by in Garden.

Artichokes-startsOne of the absolute joys of the quiet down-time of winter is to pore over seed catalogues and dream and scheme about the season ahead. Here at the Sunny Point Café garden we start nearly all of our own vegetable and flower plants from seed.

A tiny packet of seeds is full of so much potential…it is truly magic. To make the magic happen requires a certain number of variables, but mostly utilizing common sense and some research can get you through and lead to successful seed starting.

Most seeds, such as tomatoes and basil, need warm soil temperatures in which to germinate well, so we start them under an indoor lighting system before transitioning them outside when temperatures rise. Other seeds, like peas and beets, can be direct sown in the garden in early spring.

Each plant has different needs, so just read the seed packet. (Or you can buy plant starts at the garden center, too.) It may seem a bit daunting, but remember that seeds are designed to survive and thrive and go it alone. In other words, seeds are pretty tough, we just help them along with some tender, loving care…

by in Garden.

Ah, dirt. It is lovely stuff. Especially in a freshly turned over garden. Soil structure is an important component for a happy garden, and springtime is an excellent opportunity to amend your soil.

It is okay if soil quality is poor, that’s why there are amendments! Soil is something that is worked at, maintained, and given a certain amount of love. These nutritious additions come in many forms: manure, compost, leaf mulch, etc.

The important aspect in soil is organic matter, for healthy soil is home to worms and other organisms that keep the cycle of soil and plant life going. This week we’ve been hard at work adding compost to our raised beds to get them all set for the seedlings we have started. More on seedlings soon.

by in Garden.

Spring has sprung! Well, almost… Although there was a layer of snow on the ground just days ago, the signs of the arrival of spring are all around. After this long winter, seeing the bulbs emerge from the ground is a site for sore eyes! We, here at Sunny Point Café, are thrilled to gear up for the growing season. The tiny baby seedlings are emerging and garden plans are being set into motion… Look forward to sharing this season with you.

by in Garden.

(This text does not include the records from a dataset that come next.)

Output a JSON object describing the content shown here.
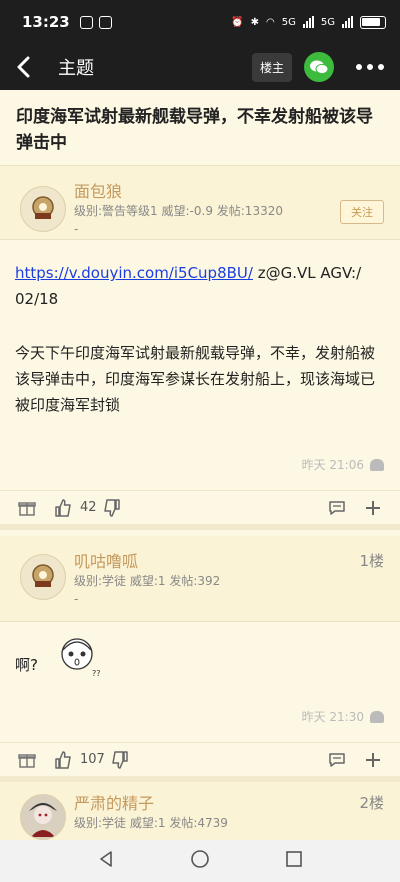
{
  "status_bar": {
    "time": "13:23",
    "network": "5G",
    "battery": "80"
  },
  "header": {
    "back_label": "主题",
    "owner_label": "楼主"
  },
  "thread": {
    "title": "印度海军试射最新舰载导弹，不幸发射船被该导弹击中"
  },
  "posts": [
    {
      "username": "面包狼",
      "info": "级别:警告等级1 威望:-0.9 发帖:13320",
      "info_dash": "-",
      "follow_label": "关注",
      "link": "https://v.douyin.com/i5Cup8BU/",
      "link_suffix": " z@G.VL AGV:/ 02/18",
      "body": "今天下午印度海军试射最新舰载导弹，不幸，发射船被该导弹击中，印度海军参谋长在发射船上，现该海域已被印度海军封锁",
      "time": "昨天 21:06",
      "likes": "42"
    },
    {
      "username": "叽咕噜呱",
      "info": "级别:学徒 威望:1 发帖:392",
      "info_dash": "-",
      "floor": "1楼",
      "body": "啊?",
      "time": "昨天 21:30",
      "likes": "107"
    },
    {
      "username": "严肃的精子",
      "info": "级别:学徒 威望:1 发帖:4739",
      "floor": "2楼"
    }
  ]
}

SP-Garden-FirecrackerOne of my favorite flowering vines in the garden this Fall is the Firecracker Vine (Scientific Name: Mina Lobata). The blooms  transition from white-yellow-orange-red along the stem and are especially beautiful when the sun hits them and they seem to glow. As we head into October the vines are dense with flowers and quite spectacular. Look for them growing up our fences around the garden.